The M2 MacBook Pro has Apple’s most bleeding-edge system-on-a-chip... all wrapped up inside a 13-inch unibody aluminum chassis that, swear to Jobs, has barely changed in the last 6 years. So, riddle me this, Mac-man — who the hell is this Pro for? And how does it compare to the upcoming M2 MacBook Air and the still new-ish M1 Pro MacBook Pro?
Apple just announced M2, their next-generation system-on-a-chip for Mac. But only M2. Not M2 Pro or M2 Max. Not yet. Which means — if you’re in the market for a MacBook Pro like now, now, now! — you need to figure out which one is the best for you — the newer M2 or the bigger M1 Pro or Max?
Apple announced their passkey implementation at WWDC 2022 — iOS 16, iPadOS 16, macOS Ventura and iCloud Keychain. And... you know that feature that automatically fills in text message tokens for you, the one that everyone on Twitter says should get the team that made it a raise. It’s basically a meme. Yeah, passkey’s is being driven by that exact same team, with every bit as much thoughtfulness and delight. And as part of the same, familiar, auto-fill interface and experience all of us have been enjoying for a good long while already. Here's how it works!

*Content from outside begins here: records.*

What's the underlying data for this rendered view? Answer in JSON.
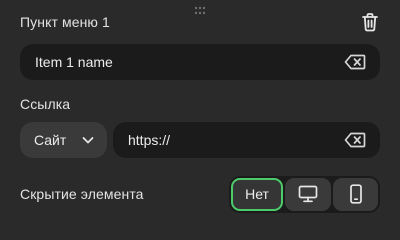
{
  "menu_item": {
    "title": "Пункт меню 1",
    "icons": {
      "drag": "drag-handle-icon",
      "delete": "trash-icon"
    },
    "name_field": {
      "value": "Item 1 name",
      "clear_icon": "backspace-clear-icon"
    },
    "link": {
      "label": "Ссылка",
      "type_select": {
        "selected": "Сайт",
        "icon": "chevron-down-icon"
      },
      "url_field": {
        "value": "https://",
        "clear_icon": "backspace-clear-icon"
      }
    },
    "visibility": {
      "label": "Скрытие элемента",
      "options": [
        {
          "label": "Нет",
          "selected": true
        },
        {
          "icon": "desktop-icon",
          "selected": false
        },
        {
          "icon": "mobile-phone-icon",
          "selected": false
        }
      ]
    }
  },
  "colors": {
    "panel_bg": "#2a2a2a",
    "field_bg": "#1b1b1b",
    "control_bg": "#3a3a3a",
    "accent": "#4ccb6a",
    "text": "#e6e6e6"
  }
}
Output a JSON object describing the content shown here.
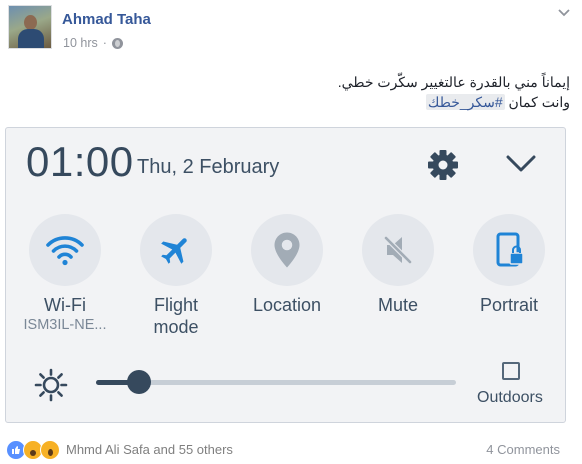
{
  "post": {
    "author": "Ahmad Taha",
    "time": "10 hrs",
    "dot": "·",
    "text_line1": "إيماناً مني بالقدرة عالتغيير سكّرت خطي.",
    "text_line2_prefix": "وانت كمان ",
    "hashtag": "#سكر_خطك",
    "options_icon": "chevron-down-icon"
  },
  "panel": {
    "time": "01:00",
    "date": "Thu, 2 February",
    "tiles": [
      {
        "label": "Wi-Fi",
        "sub": "ISM3IL-NE...",
        "icon": "wifi-icon",
        "active": true
      },
      {
        "label": "Flight",
        "label2": "mode",
        "icon": "airplane-icon",
        "active": true
      },
      {
        "label": "Location",
        "icon": "location-icon",
        "active": false
      },
      {
        "label": "Mute",
        "icon": "mute-icon",
        "active": false
      },
      {
        "label": "Portrait",
        "icon": "portrait-lock-icon",
        "active": true
      }
    ],
    "brightness_level": 0.12,
    "outdoors_label": "Outdoors",
    "outdoors_checked": false,
    "colors": {
      "active": "#1f84d6",
      "inactive": "#a2acb6",
      "text": "#3d5064"
    }
  },
  "footer": {
    "reactions": [
      "like-icon",
      "haha-icon",
      "wow-icon"
    ],
    "names": "Mhmd Ali Safa and 55 others",
    "comments": "4 Comments"
  }
}
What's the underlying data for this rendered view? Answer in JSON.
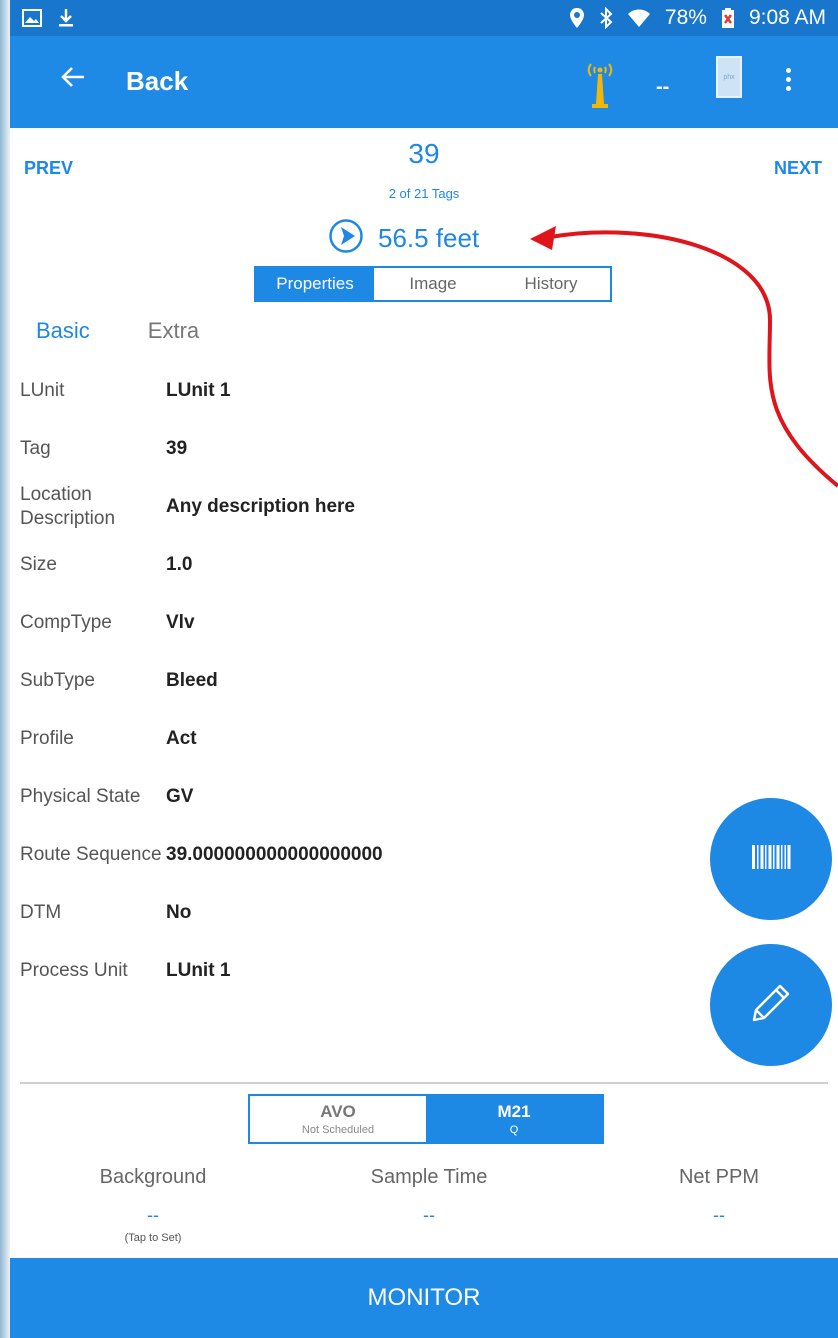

M2 is here and if past is at all prologue, that means M2 Pro, M2 Max, M2 Ultra… and maybe the cherry-on-top that would be M2 Extreme! But... what if they aren't what we expect?
Flashback to WWDC 2021, and tech twitter and tech YouTube were livid — borderline apoplectic — that iPadOS 15 didn’t deliver any new features that took advantage of the M1 chipset Tim Cook had mission-improbable’d into it just 2 months before
Flash-forward to WWDC 2022, and tech twitter and tech YouTube are every bit as livid, as borderline apoplectic, that iPadOS 16 has just delivered exactly that kind of feature, a feature that requires M1 — Stage Manager
Right now your YouTube Homepage looks like... it always does. Filled with recommendations based on the videos you chose to watch in the past, and that other people like you have engaged with and enjoyed.
YouTube’s Discovery system works super hard to figure out the videos you personally, individually, would like to see the most, and then offers them to you.
But, in the near future, there’s a good chance your Homepage won’t look like that anymore. It’ll look more like this. At least something like this. Because it won’t be based on what you like to watch anymore. It’ll be based on what the government decides you should watch.
And that can't be allowed to happen. So, I need your help...
4 Avalanche high-performance cores. 4 Blizzard high-efficiency cores. Up to 10 G14 Graphics Cores. 16 5th generation Neural Engine Cores. But, we’re increasingly living in a post-big-core world, and Apple recognized that earlier and better than anyone, so tack on a new image signal processor, or ISP. New Secure Enclave, and expanded video encode and decode blocks, including hardware acceleration for 8K ProRes video. Basically increasing performance while preserving battery life, and kicking off the next generation of Apple silicon Macs!
It's WWDC 2020 and Rene, Andam, iJustine, Alex, and Aure are answering all your questions about M2, MacBook Air, MacBook Pro, iOS, iPadOS, macOS, watchOS, dev tools, API, frameworks, and more!
Forget the early days of new iPhones, 2017 and everything from iMac to MacBook Pro to iMac Pro to... HomePod... that really highlighted for me how “it’s a software event” has never been more than the baseline. The sure thing. The guarantee. And then, on top of that, there’s always been a zero to… crapton chance of new hardware as well, depending on just what exactly Apple needed any given year. Even if it meant, every once in a while, letting it slip that there’d be “no new hardware”
That’s the second most famous line in WWDC history, right after “One more thing”
So, does that mean we're missing the whole entire iOS, macOS, and software forest for the Mac Pro, MacBook Air, and VR headset trees?
I’ve been asking for an always-on iPhone display… it’s gotta be… 5 years now. Basically, ever since Apple took it OLED with the iPhone X back in 2017.
I mean, Nokia phones have had it since 1812… or 2010… one of those years. And Android phones from Samsung to Google to Moto have been… yoting them out for what feels like half to a decade by now. Even the Apple Watch managed to get its always on back in 2019. You know, the before times…
And yet, it feels like every year, on the year, someone goes and says this year, no, this year, the iPhone will finally be getting always on. Like, just keep saying it, and it has to come true eventually, right? And who knows, sure, maybe. I’m honestly so far beyond burned out by all the leaks constantly flooding my feeds these days anyway.
But it does raise a super interesting question. Why is it taking Apple so damn long, so damn always, to just give us all these features anyway? And is rapid adaption of new technologies maybe, just maybe, something Android handles way better?